"All people crave is a bit of success and that is the same no matter what football club you look at," he said.
"Success often comes over the long-term and we are mindful of that, but we are trying to put the finances in place that will benefit the club as a whole.
"What happens on the field is the reason why we do everything else and why we are here.
"It is a tough time at the moment but I'm sure we will get through them. There is certainly no panic management or knee-jerk reaction."
Perry revealed the club are prepared to back manager Billy McEwan in the transfer market in January – even if they are not challenging for the play-offs.
But he added it has to be in the right circumstances.
Perry said: "The budget is there and still not been fully spent. It is not that Billy doesn't want to but that in the current climate he can only bring in loan players.
"He did well to bring in the players he did in the short time he had before the start of the season.
"Now it is a case of adding the right people to improve the squad.
"We said we would make money available in January if we were going well and if there is someone who will benefit the club long-term and Billy wants to bring in on an 18-month contract.
"We said we would back the manager if we were up there but we will also back him up if he needs a player to make sure we keep stability at the club."
Perry acknowledges the cash from the FA Cup clashes with York and Chesterfield had been gratefully received.
"The FA Cup has been very important from a monetary point of view because it all adds up to help the running of the club," he said.

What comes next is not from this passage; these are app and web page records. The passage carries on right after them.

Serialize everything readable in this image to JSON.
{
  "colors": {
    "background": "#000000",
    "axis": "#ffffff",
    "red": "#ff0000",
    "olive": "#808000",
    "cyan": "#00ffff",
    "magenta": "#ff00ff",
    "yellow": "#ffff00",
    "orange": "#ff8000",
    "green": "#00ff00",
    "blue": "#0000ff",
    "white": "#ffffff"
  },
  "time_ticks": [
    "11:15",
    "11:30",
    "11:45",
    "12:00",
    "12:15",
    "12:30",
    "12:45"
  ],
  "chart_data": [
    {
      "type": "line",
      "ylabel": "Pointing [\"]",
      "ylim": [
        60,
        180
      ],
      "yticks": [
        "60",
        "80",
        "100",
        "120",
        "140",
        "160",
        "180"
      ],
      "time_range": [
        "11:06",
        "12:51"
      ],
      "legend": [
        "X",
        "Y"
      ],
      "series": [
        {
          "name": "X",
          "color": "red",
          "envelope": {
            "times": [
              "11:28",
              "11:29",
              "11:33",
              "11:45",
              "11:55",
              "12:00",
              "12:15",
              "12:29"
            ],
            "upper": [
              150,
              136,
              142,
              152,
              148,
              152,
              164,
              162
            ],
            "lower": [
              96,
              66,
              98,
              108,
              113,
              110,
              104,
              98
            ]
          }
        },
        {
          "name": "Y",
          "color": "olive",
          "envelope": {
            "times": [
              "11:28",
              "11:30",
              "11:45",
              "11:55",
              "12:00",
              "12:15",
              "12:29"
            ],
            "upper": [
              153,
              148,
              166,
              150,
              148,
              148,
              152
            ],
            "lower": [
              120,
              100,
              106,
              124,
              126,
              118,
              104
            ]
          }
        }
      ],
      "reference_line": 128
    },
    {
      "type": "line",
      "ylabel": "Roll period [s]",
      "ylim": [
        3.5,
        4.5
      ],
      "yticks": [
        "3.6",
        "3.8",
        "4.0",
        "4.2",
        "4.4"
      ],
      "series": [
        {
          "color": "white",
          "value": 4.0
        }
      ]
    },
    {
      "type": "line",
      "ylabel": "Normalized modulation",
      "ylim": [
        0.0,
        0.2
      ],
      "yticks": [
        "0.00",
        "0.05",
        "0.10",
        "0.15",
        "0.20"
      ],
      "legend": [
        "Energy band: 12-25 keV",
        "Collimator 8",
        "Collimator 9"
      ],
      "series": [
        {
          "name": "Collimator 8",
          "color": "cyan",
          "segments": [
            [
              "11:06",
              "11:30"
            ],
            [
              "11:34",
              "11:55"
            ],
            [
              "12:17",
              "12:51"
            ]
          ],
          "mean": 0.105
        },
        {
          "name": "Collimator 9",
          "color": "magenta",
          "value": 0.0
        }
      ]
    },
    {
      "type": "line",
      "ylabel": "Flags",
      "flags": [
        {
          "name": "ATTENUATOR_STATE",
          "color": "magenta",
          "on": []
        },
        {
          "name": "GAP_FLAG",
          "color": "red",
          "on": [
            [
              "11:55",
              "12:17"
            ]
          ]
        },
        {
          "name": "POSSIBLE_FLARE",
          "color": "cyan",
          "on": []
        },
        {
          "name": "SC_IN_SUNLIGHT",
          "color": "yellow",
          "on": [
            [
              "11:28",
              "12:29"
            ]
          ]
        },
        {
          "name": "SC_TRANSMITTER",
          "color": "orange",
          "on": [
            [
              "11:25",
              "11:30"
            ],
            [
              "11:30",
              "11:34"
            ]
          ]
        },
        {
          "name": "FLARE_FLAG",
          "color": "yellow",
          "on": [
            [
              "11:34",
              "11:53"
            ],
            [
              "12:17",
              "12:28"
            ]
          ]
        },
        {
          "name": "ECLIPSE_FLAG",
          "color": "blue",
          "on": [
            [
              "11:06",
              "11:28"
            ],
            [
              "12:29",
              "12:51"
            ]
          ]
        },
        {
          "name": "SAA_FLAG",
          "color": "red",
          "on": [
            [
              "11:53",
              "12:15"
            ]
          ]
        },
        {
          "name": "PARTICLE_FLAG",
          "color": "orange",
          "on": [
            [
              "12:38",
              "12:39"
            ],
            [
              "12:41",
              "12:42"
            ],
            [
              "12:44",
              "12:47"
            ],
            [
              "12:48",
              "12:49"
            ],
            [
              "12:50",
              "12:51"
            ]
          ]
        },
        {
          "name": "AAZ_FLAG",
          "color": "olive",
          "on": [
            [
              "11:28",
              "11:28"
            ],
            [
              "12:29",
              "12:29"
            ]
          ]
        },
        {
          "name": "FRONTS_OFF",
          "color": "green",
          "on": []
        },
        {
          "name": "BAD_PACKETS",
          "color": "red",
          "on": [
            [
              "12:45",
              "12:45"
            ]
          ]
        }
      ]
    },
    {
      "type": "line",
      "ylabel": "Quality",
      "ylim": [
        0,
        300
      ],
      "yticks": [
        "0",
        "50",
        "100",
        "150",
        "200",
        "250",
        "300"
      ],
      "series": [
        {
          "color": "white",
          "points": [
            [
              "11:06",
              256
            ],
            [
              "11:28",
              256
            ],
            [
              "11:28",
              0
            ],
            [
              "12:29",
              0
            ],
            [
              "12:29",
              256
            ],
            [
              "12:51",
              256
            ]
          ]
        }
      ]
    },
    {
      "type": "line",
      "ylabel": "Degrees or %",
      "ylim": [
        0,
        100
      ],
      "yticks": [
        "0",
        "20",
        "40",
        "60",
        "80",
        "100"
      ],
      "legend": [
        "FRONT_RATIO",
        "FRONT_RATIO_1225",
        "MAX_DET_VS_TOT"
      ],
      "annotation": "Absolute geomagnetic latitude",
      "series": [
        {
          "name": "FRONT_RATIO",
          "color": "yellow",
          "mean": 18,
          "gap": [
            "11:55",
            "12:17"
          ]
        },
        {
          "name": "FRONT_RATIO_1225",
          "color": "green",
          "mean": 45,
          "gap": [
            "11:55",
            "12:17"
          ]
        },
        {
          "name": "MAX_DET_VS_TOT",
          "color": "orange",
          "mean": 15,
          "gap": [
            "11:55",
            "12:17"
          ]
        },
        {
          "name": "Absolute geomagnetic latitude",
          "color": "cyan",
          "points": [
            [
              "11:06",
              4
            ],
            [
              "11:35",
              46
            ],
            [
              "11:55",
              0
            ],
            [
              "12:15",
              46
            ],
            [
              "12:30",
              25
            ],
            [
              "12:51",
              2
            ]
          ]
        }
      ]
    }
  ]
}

"We are fortunate that we were able to get to the first round stage and also pull out a decent draw.
"I have heard people say forget about the FA Cup and Setanta Shield and concentrate on the league.
"But it doesn't work that way. There is no divine right for us to win our next two home games at the expense of losing cup matches."


Latest | November 2008